Robert Cooke

8

Amen Dunes – Cowboy Worship EP

‘Love’, Damon McMahon’s fourth Amen Dunes album, was one of 2014’s most luscious records. New EP ‘Cowboy Worship’ – with the addition of two extra musicians,Stephen Tanner of ’90s experimentalists Harvey Milk and Ben Greenberg from New York punks The Men – features new interpretations of four ‘Love’ tracks, a delicate cover of Tim Buckley’s ‘Song To The Siren’ and a new recording of ‘Lezzy Head (Burial)’, from 2011’s ‘Through Donkey Jaw’. ‘I Know Myself (Montreal)’ revitalises the album version with warped acoustic guitar and brass, and Tanner adds foreboding guitar noise to a narcotic ‘Green Eyes (Music Blues)’. But the rich piano on ‘Love (Montreal)’ is best, crowning an EP that expands on the wealth of ideas McMahon put into ‘Love’.

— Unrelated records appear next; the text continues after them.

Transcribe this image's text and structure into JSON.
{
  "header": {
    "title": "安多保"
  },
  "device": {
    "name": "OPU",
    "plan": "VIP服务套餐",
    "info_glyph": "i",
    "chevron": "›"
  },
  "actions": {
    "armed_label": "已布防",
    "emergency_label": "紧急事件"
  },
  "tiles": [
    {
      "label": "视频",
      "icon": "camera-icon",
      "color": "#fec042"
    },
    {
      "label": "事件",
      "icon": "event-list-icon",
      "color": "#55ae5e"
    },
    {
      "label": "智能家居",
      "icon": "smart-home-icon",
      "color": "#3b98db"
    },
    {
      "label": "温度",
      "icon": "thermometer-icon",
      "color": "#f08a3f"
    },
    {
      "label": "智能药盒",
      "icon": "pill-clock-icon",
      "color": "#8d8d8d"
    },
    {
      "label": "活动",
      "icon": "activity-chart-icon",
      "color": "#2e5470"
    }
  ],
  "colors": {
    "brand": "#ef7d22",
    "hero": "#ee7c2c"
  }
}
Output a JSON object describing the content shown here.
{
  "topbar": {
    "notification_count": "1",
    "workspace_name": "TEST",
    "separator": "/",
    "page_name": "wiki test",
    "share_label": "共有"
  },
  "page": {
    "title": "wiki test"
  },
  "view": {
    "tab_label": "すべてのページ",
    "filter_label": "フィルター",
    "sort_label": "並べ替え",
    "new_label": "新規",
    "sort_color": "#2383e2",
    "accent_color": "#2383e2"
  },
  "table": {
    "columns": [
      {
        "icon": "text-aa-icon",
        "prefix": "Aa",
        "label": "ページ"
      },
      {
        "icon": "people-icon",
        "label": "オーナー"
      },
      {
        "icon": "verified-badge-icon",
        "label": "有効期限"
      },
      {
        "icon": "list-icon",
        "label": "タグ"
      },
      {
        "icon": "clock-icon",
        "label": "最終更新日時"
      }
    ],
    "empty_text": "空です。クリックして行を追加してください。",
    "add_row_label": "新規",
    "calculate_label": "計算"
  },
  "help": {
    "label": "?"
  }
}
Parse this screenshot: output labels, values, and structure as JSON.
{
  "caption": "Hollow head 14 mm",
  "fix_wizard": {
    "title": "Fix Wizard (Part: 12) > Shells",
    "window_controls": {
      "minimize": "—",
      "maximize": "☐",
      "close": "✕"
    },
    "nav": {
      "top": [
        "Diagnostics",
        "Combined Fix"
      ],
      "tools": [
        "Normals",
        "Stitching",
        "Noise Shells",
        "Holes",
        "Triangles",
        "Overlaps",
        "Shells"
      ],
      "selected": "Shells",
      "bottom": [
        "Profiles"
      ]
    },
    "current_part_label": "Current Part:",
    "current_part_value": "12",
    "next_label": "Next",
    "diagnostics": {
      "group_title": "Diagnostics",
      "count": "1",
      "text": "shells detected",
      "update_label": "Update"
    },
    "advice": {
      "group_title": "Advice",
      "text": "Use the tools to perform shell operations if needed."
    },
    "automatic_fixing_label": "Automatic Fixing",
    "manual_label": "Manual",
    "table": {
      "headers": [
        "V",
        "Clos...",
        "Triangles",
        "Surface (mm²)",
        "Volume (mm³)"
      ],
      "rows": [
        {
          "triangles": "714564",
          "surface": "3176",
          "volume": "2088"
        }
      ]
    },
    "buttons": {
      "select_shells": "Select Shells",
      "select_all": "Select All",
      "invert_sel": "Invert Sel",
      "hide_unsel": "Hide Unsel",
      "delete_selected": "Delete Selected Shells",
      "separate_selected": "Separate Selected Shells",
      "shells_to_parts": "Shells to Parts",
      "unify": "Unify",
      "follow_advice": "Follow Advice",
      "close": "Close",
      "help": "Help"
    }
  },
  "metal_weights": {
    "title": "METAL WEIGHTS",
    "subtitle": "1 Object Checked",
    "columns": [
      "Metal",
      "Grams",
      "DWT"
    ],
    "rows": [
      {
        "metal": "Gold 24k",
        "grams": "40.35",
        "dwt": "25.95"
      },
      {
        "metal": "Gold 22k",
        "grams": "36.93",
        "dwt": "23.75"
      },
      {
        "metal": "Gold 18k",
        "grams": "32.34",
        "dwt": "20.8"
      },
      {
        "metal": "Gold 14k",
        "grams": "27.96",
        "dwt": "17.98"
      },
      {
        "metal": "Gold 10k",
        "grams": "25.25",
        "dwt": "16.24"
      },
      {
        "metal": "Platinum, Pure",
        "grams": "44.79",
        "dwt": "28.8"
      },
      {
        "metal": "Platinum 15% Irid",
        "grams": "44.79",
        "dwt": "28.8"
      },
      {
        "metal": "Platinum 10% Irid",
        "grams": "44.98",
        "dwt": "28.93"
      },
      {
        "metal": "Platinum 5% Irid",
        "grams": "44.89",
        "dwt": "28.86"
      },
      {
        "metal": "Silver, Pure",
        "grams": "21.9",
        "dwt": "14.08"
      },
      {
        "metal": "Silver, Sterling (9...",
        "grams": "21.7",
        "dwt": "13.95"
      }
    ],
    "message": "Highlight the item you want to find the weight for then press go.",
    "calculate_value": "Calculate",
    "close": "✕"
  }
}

Ben Homewood

8

Meat Wave – Brother EP

“You’re not my brother/You’re just another motherfucker’s brother”, snarls Chris Sutter on the rapid-fire title track from Meat Wave’s follow-up to their 2012 self-titled debut album. Given the combination of such cold sentiments and the album’s battering-ram riffs, it’d be easy to write the group off as angsty and miserable. Dig a little deeper, though, and there are bright moments to be had. ‘Mystery’, originally by seminal Portland punks Wipers, is a moment of metallic sparkle among the sludgy grunge, and the grubby racket of ‘The Truth’ sounds happier, Sutter singing “You’re wonderful/Yeah, I’m wonderful” like a man who’s getting his issues all worked out.

Rhian Daly

8

Jib Kidder – Teaspoon To The Ocean

Georgian musician Sean Schuster-Craig’s 13th album as Jib Kidder is a buoyant record that should widen his audience, up to now largely confined to his Bandcamp page – a trove of gently weird psychedelia. ‘In Between’ bounces giddily, a sun-speckled collision between Panda Bear and Real Estate, and ‘Dozens’ packs squiggly effects and skittering drums under soft guitar that recalls Creation band The Telescopes. Schuster-Craig indulges in weirder, more plaintive moments, too: ‘Illustration’ and ‘Melt Me’ boast irregular melodies underpinned by patient rhythms. Getting lost in the depths of the latter provides the album’s highlight.

Ben Homewood

8